_Exercise_
Repeat the entries below exactly, pictures excluded.

┌─ Given records

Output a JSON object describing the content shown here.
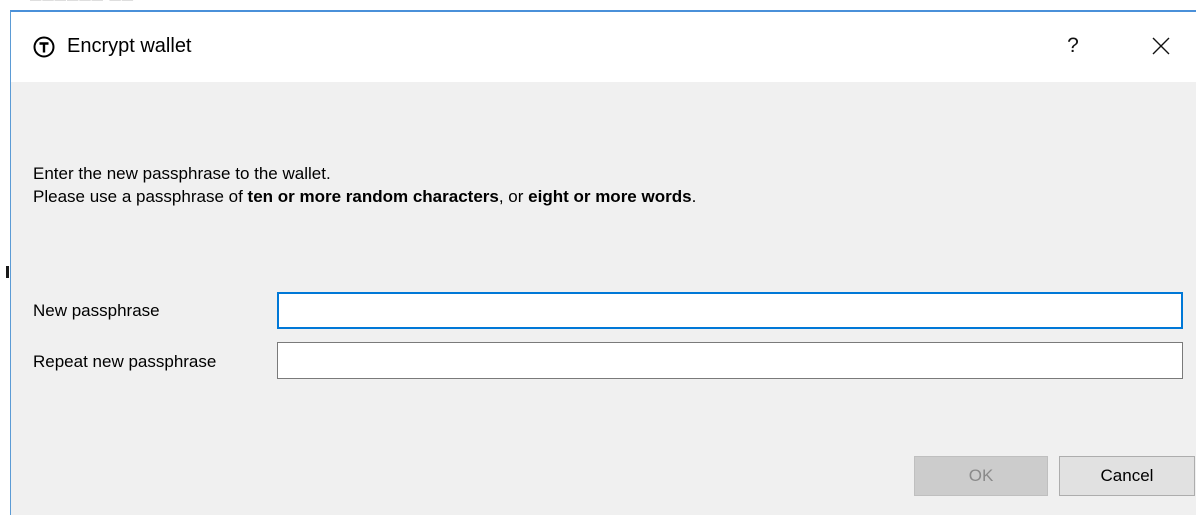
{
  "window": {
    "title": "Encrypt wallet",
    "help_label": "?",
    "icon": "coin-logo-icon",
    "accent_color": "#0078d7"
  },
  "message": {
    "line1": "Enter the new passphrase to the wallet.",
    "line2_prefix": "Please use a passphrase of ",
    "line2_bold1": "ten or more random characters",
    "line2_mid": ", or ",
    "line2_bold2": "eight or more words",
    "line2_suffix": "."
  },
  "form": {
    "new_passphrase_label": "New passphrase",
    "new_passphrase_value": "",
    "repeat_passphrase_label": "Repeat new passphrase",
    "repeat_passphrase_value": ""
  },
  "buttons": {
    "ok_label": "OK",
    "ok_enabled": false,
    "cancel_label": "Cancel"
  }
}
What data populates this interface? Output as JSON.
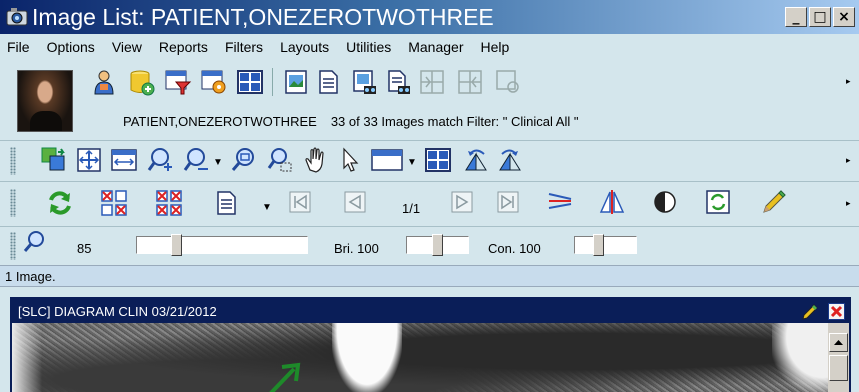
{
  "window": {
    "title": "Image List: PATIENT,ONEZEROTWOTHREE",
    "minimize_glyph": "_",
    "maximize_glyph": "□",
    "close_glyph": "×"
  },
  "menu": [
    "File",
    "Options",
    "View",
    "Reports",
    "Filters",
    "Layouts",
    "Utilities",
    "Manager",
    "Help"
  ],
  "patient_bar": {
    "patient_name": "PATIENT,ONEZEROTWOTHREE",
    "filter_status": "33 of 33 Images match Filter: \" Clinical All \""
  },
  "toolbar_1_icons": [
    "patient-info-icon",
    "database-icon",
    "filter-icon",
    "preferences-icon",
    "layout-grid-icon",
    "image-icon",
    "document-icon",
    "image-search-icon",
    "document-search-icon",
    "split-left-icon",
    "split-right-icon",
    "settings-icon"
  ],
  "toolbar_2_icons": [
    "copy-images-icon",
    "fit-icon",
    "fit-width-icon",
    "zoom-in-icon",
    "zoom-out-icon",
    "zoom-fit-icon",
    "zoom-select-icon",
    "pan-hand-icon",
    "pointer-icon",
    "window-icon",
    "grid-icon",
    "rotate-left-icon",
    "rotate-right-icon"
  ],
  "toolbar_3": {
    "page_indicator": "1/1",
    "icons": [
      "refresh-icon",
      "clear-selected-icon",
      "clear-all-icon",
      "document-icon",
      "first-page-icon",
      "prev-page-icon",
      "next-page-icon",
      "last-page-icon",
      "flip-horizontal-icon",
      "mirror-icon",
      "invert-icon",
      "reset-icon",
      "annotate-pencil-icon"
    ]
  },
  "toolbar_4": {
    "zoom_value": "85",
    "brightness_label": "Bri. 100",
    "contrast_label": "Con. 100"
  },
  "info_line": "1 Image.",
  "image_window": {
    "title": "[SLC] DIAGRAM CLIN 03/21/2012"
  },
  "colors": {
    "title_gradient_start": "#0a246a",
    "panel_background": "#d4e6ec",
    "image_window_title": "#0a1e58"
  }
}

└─

_Output of the task_
Output a JSON object describing the content shown here.
{
  "window": {
    "title": "Encrypt wallet",
    "help_label": "?",
    "icon": "coin-logo-icon",
    "accent_color": "#0078d7"
  },
  "message": {
    "line1": "Enter the new passphrase to the wallet.",
    "line2_prefix": "Please use a passphrase of ",
    "line2_bold1": "ten or more random characters",
    "line2_mid": ", or ",
    "line2_bold2": "eight or more words",
    "line2_suffix": "."
  },
  "form": {
    "new_passphrase_label": "New passphrase",
    "new_passphrase_value": "",
    "repeat_passphrase_label": "Repeat new passphrase",
    "repeat_passphrase_value": ""
  },
  "buttons": {
    "ok_label": "OK",
    "ok_enabled": false,
    "cancel_label": "Cancel"
  }
}
What data populates this interface? Output as JSON.
{
  "window": {
    "title": "Image List: PATIENT,ONEZEROTWOTHREE",
    "minimize_glyph": "_",
    "maximize_glyph": "□",
    "close_glyph": "×"
  },
  "menu": [
    "File",
    "Options",
    "View",
    "Reports",
    "Filters",
    "Layouts",
    "Utilities",
    "Manager",
    "Help"
  ],
  "patient_bar": {
    "patient_name": "PATIENT,ONEZEROTWOTHREE",
    "filter_status": "33 of 33 Images match Filter: \" Clinical All \""
  },
  "toolbar_1_icons": [
    "patient-info-icon",
    "database-icon",
    "filter-icon",
    "preferences-icon",
    "layout-grid-icon",
    "image-icon",
    "document-icon",
    "image-search-icon",
    "document-search-icon",
    "split-left-icon",
    "split-right-icon",
    "settings-icon"
  ],
  "toolbar_2_icons": [
    "copy-images-icon",
    "fit-icon",
    "fit-width-icon",
    "zoom-in-icon",
    "zoom-out-icon",
    "zoom-fit-icon",
    "zoom-select-icon",
    "pan-hand-icon",
    "pointer-icon",
    "window-icon",
    "grid-icon",
    "rotate-left-icon",
    "rotate-right-icon"
  ],
  "toolbar_3": {
    "page_indicator": "1/1",
    "icons": [
      "refresh-icon",
      "clear-selected-icon",
      "clear-all-icon",
      "document-icon",
      "first-page-icon",
      "prev-page-icon",
      "next-page-icon",
      "last-page-icon",
      "flip-horizontal-icon",
      "mirror-icon",
      "invert-icon",
      "reset-icon",
      "annotate-pencil-icon"
    ]
  },
  "toolbar_4": {
    "zoom_value": "85",
    "brightness_label": "Bri. 100",
    "contrast_label": "Con. 100"
  },
  "info_line": "1 Image.",
  "image_window": {
    "title": "[SLC] DIAGRAM CLIN 03/21/2012"
  },
  "colors": {
    "title_gradient_start": "#0a246a",
    "panel_background": "#d4e6ec",
    "image_window_title": "#0a1e58"
  }
}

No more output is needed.